Here’s what I’m not doing though: I’m not taking my paychecks to a casino and putting them all on black. I’m not dressing like Spiderman and jumping from rooftop to rooftop. I’m not doing stupid things and taking risks just for the sake of taking risks.

Here’s also not what I’m doing: I’m not getting an idea, falling head over heels in love with it, and going all out for it even when early returns show that it may, in fact, be a really bad idea.

Simply put: Don’t do stupid things just because they’re also difficult.

Perseverance for the sake of not being called a “quitter” is all well and good right up to the point where you’ve 100% fully and thoroughly completed a project that is at its very core pointless and dumb.

Alright. So far we have:

  1. The status quo sucks.
  2. Unless you build a new and productive status quo, then the status quo doesn’t suck so much.
  3. Building habits is the way to become more change-adept.
  4. Unless the habit you’re building is just digging yourself into rigidity and immobility.

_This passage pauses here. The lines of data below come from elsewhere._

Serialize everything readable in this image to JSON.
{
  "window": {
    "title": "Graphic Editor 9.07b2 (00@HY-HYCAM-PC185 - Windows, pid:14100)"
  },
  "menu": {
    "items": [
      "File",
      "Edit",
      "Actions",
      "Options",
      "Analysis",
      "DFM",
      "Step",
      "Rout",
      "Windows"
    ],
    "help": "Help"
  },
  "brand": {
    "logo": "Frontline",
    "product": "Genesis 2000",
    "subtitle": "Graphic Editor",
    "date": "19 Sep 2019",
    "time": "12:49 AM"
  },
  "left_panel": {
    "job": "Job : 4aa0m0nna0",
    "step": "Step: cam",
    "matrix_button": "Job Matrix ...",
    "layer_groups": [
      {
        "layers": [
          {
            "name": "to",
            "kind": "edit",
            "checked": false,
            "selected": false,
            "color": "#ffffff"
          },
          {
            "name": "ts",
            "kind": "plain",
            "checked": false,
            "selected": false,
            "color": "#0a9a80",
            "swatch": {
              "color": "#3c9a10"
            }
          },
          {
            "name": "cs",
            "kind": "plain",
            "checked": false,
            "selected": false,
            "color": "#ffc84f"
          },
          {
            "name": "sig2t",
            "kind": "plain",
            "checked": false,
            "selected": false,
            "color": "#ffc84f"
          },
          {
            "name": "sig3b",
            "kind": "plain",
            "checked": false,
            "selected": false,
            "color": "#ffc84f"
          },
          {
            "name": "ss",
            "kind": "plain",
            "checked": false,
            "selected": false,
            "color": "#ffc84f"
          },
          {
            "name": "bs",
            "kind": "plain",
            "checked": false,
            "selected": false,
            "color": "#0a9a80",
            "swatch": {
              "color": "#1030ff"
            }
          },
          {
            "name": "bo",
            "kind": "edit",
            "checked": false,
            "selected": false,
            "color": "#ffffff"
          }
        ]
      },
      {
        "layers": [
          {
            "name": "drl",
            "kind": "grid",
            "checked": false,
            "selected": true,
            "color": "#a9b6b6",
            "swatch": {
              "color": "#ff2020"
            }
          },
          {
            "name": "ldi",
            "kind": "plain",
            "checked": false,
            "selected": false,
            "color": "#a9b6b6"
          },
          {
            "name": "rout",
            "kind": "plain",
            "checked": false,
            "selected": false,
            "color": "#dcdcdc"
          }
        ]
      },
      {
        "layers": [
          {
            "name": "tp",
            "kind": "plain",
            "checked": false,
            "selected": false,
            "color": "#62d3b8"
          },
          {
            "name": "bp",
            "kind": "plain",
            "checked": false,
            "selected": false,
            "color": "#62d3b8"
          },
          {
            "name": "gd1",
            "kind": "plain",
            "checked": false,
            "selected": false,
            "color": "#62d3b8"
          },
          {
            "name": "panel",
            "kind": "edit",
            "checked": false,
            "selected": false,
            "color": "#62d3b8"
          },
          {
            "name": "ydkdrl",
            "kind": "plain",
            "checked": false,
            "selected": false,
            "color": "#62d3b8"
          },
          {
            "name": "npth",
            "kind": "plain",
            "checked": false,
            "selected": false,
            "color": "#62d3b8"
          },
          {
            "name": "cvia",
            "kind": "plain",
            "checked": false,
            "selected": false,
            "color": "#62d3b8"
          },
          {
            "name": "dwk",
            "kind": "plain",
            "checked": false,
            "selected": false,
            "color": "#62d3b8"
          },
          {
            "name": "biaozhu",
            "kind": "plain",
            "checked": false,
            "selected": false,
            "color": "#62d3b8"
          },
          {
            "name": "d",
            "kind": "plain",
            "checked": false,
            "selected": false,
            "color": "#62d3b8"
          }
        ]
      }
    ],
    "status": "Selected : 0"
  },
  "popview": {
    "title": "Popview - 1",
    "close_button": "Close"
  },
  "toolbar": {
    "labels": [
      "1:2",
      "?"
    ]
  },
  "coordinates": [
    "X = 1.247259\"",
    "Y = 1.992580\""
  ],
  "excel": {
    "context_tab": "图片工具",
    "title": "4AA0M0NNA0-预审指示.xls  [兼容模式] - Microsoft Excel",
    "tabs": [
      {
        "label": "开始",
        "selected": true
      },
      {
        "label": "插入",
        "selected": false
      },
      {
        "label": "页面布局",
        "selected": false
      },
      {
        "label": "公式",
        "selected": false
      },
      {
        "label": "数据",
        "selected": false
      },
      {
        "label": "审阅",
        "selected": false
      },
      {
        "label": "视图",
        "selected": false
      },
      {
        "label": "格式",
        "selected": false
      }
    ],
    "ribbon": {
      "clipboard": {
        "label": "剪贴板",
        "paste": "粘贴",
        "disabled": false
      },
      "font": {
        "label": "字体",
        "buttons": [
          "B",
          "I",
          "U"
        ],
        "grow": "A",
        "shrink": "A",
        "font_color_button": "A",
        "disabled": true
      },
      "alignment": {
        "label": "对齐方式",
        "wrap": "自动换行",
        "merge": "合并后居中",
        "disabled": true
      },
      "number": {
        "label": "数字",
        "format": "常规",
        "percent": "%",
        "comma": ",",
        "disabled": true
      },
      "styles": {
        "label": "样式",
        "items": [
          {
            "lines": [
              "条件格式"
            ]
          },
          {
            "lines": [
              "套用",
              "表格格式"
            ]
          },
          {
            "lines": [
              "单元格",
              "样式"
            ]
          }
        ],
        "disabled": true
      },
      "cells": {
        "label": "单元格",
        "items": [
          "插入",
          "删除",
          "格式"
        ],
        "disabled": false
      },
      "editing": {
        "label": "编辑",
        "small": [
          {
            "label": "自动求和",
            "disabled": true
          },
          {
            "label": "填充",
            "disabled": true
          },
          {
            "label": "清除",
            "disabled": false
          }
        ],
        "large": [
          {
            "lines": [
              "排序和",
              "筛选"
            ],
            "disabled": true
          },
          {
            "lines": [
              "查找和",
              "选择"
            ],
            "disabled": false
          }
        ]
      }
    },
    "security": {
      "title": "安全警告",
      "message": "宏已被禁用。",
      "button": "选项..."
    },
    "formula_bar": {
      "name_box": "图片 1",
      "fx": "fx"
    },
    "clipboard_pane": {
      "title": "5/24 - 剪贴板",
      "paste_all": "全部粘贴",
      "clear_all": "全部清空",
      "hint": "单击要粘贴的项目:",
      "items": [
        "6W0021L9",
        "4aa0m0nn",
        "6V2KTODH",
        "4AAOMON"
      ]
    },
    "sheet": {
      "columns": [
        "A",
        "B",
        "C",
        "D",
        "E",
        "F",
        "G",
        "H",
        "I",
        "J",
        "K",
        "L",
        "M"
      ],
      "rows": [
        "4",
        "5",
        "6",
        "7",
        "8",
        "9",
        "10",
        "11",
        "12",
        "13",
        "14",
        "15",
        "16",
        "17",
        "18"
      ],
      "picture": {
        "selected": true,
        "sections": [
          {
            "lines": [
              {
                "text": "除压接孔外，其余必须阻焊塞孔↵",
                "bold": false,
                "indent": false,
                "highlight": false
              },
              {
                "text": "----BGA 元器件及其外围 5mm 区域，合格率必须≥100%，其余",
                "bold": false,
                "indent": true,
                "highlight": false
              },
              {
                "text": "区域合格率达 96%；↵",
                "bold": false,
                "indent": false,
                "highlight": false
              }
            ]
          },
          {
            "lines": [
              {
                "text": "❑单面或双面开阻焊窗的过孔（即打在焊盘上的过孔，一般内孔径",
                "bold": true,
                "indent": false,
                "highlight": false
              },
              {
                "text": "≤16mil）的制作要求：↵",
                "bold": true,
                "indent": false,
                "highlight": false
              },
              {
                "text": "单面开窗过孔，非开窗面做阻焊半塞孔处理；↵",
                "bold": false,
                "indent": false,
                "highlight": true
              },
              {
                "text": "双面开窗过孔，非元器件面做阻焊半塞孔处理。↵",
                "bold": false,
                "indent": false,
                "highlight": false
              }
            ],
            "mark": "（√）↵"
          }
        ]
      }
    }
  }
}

Building those habits makes you more change-averse.
  5. You should be more open to change, and should seek out opportunities to practice changing.
  6. Unless those opportunities are total crap. Then you need to stand your ground and not fall into their grip.

So what’s the actual takeaway? Here it is:

Plan. Act. Assess. Adjust.

Plan. There’s no doubt that we need to work on being more open to change. We should find opportunities to practice change, but even though we don’t need to look for perfect opportunities we should certainly put enough planning in to know that we’re not jumping into something completely asinine. Put a little thought into what you should do next.

Act. We need to build the muscle that helps us take the leap. How many good ideas have we had that we were still too scared to follow through with? If you’re anything like me then it’s countless.

Assess. Pay attention. I’ve had a lot of “great” ideas that turned out to be pretty terrible once I got a few steps into them, and my pride has a way of keeping me moving along the original path for way to long in the name of perseverance and grit. Perseverance and grit are pretty stupid excuses for beating your head against a wall trying to get something to work which you’ve already figured out won’t work. Pay some attention, have some awareness, and be prepared to admit when an idea just wasn’t what you thought it was when you were in planning.

Adjust. Even the best ideas I’ve had haven’t been planned out 100% perfectly. At best I’ve needed to make small changes throughout the process as I’ve learned more through acting and paying attention to what the actual process and execution of the plan is like. At worst I’ve hit a wall and realized the plan needs to be scrapped altogether. Whether adjustments are minor or major, we need to be tuned into what needs to be done to optimize the system or shut it down and start planning the next big (or little) change.

Get to Work: Action Items

(More like a mini-manifesto this time but we’ll roll with it)

Plan for change. Planning is where you’ll find if a change is viable, where your instincts will tell you whether it’s necessary and beneficial, and where you’ll build the confidence to take the leap.

Consistent small and well-planned change (with some big ones sprinkled in there) looks a whole lot like growth. You’re a smart cookie. You’ll know when your ideas are good, when they can use some refinement, and when it’s time to burn it down and start on something new.

This post isn’t to get you to just go turn every routine you have upside down for the sake of revision. Some of your current routines are incredibly well-developed and hugely beneficial, and those you should hold on to and teach me how to do. What I’m encouraging you to do is take an honest look at the habits and routines you have and assess which ones are the good ones and which ones are bad. Grow in confidence in your good habits and lean into them when you can, and start making plans for how to adjust your bad habits to turn them into good habits.

Those are your action items. Assess your self and your habits. Start thinking of small changes you can make, new habits you can form, or places where you know you aren’t satisfied with the status quo and need to make a plan to break out of it. Rome wasn’t built in a day, but it took real workers real days to build it. Start building.